• _ABOUT THIS TASK_
Only the pictures should be dropped; every line of the data must come back exactly as written.

(WORKING DATA)

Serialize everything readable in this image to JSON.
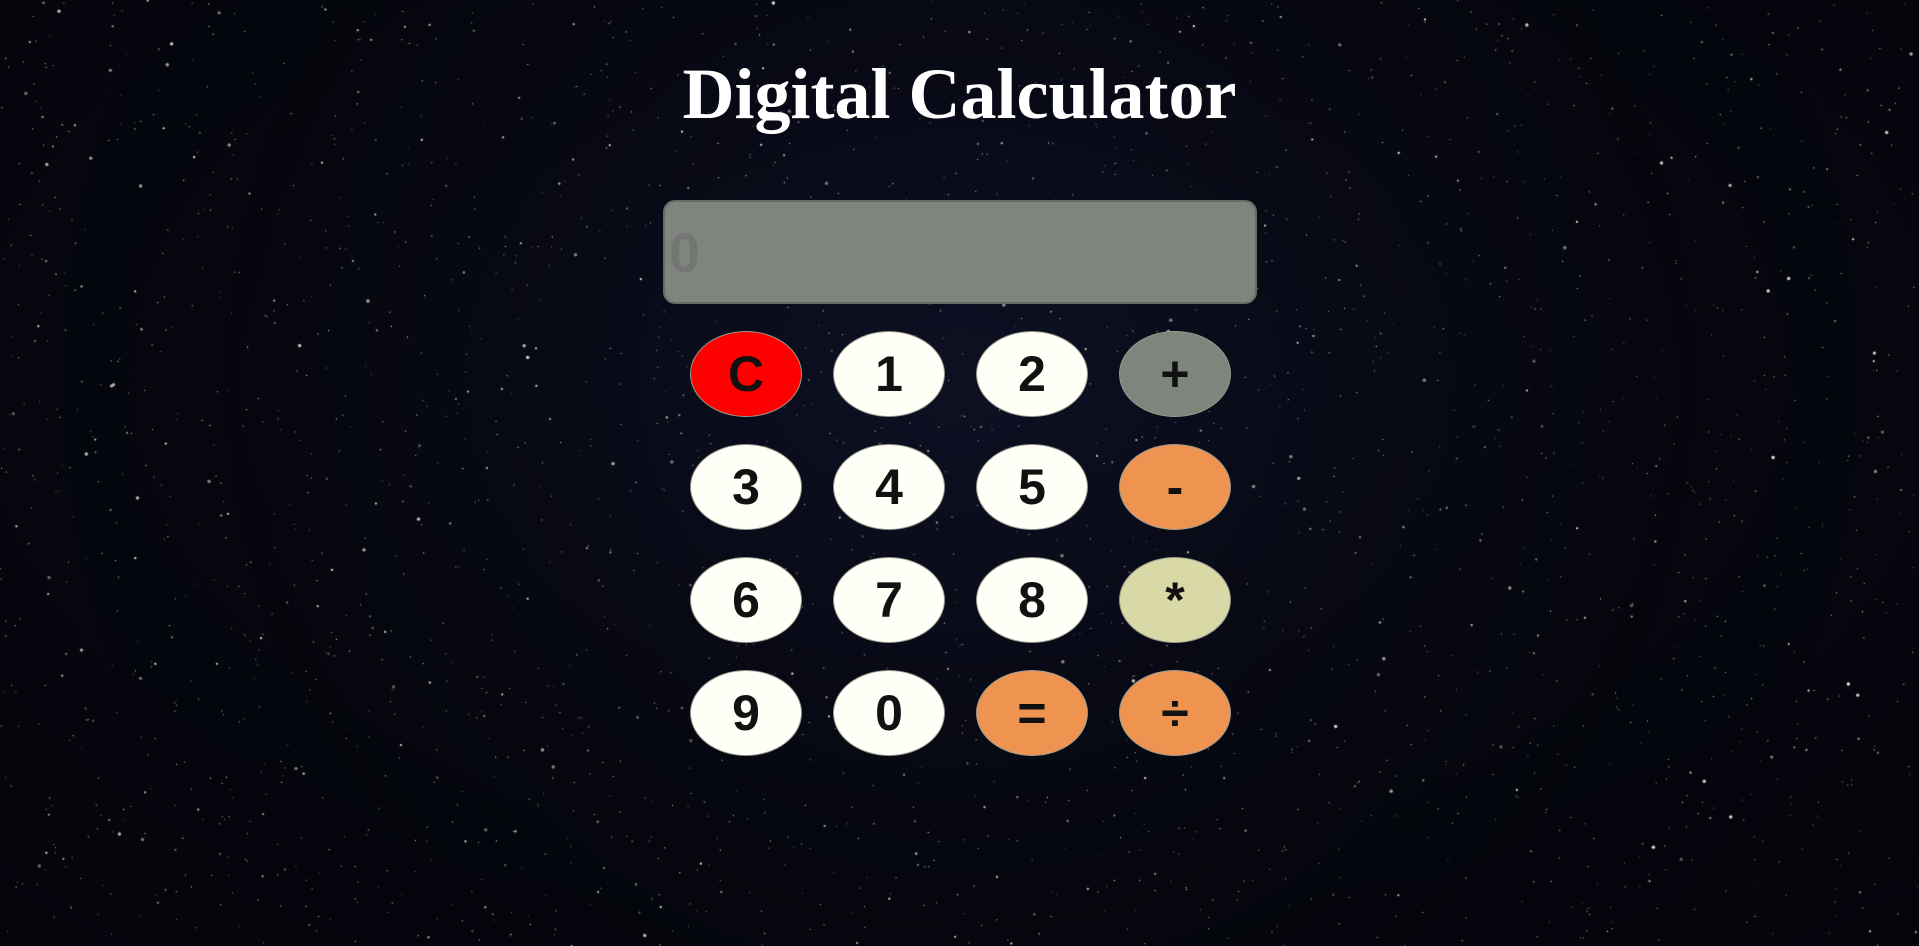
{
  "page": {
    "title": "Digital Calculator"
  },
  "display": {
    "placeholder": "0",
    "value": ""
  },
  "keys": [
    {
      "label": "C",
      "name": "clear-button",
      "color": "#fe0000"
    },
    {
      "label": "1",
      "name": "digit-1-button",
      "color": "#fffff7"
    },
    {
      "label": "2",
      "name": "digit-2-button",
      "color": "#fffff7"
    },
    {
      "label": "+",
      "name": "add-button",
      "color": "#7e857c"
    },
    {
      "label": "3",
      "name": "digit-3-button",
      "color": "#fffff7"
    },
    {
      "label": "4",
      "name": "digit-4-button",
      "color": "#fffff7"
    },
    {
      "label": "5",
      "name": "digit-5-button",
      "color": "#fffff7"
    },
    {
      "label": "-",
      "name": "subtract-button",
      "color": "#ee9450"
    },
    {
      "label": "6",
      "name": "digit-6-button",
      "color": "#fffff7"
    },
    {
      "label": "7",
      "name": "digit-7-button",
      "color": "#fffff7"
    },
    {
      "label": "8",
      "name": "digit-8-button",
      "color": "#fffff7"
    },
    {
      "label": "*",
      "name": "multiply-button",
      "color": "#d8d9a6"
    },
    {
      "label": "9",
      "name": "digit-9-button",
      "color": "#fffff7"
    },
    {
      "label": "0",
      "name": "digit-0-button",
      "color": "#fffff7"
    },
    {
      "label": "=",
      "name": "equals-button",
      "color": "#ee9450"
    },
    {
      "label": "÷",
      "name": "divide-button",
      "color": "#ee9450"
    }
  ],
  "colors": {
    "background": "#06070f",
    "star": "#f2f0dc",
    "title": "#ffffff",
    "display_bg": "#7e857c",
    "display_text": "#5a5f5a"
  }
}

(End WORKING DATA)

• _ANSWER TO THIS PROBLEM_
Serialize everything readable in this image to JSON.
{
  "page": {
    "title": "Digital Calculator"
  },
  "display": {
    "placeholder": "0",
    "value": ""
  },
  "keys": [
    {
      "label": "C",
      "name": "clear-button",
      "color": "#fe0000"
    },
    {
      "label": "1",
      "name": "digit-1-button",
      "color": "#fffff7"
    },
    {
      "label": "2",
      "name": "digit-2-button",
      "color": "#fffff7"
    },
    {
      "label": "+",
      "name": "add-button",
      "color": "#7e857c"
    },
    {
      "label": "3",
      "name": "digit-3-button",
      "color": "#fffff7"
    },
    {
      "label": "4",
      "name": "digit-4-button",
      "color": "#fffff7"
    },
    {
      "label": "5",
      "name": "digit-5-button",
      "color": "#fffff7"
    },
    {
      "label": "-",
      "name": "subtract-button",
      "color": "#ee9450"
    },
    {
      "label": "6",
      "name": "digit-6-button",
      "color": "#fffff7"
    },
    {
      "label": "7",
      "name": "digit-7-button",
      "color": "#fffff7"
    },
    {
      "label": "8",
      "name": "digit-8-button",
      "color": "#fffff7"
    },
    {
      "label": "*",
      "name": "multiply-button",
      "color": "#d8d9a6"
    },
    {
      "label": "9",
      "name": "digit-9-button",
      "color": "#fffff7"
    },
    {
      "label": "0",
      "name": "digit-0-button",
      "color": "#fffff7"
    },
    {
      "label": "=",
      "name": "equals-button",
      "color": "#ee9450"
    },
    {
      "label": "÷",
      "name": "divide-button",
      "color": "#ee9450"
    }
  ],
  "colors": {
    "background": "#06070f",
    "star": "#f2f0dc",
    "title": "#ffffff",
    "display_bg": "#7e857c",
    "display_text": "#5a5f5a"
  }
}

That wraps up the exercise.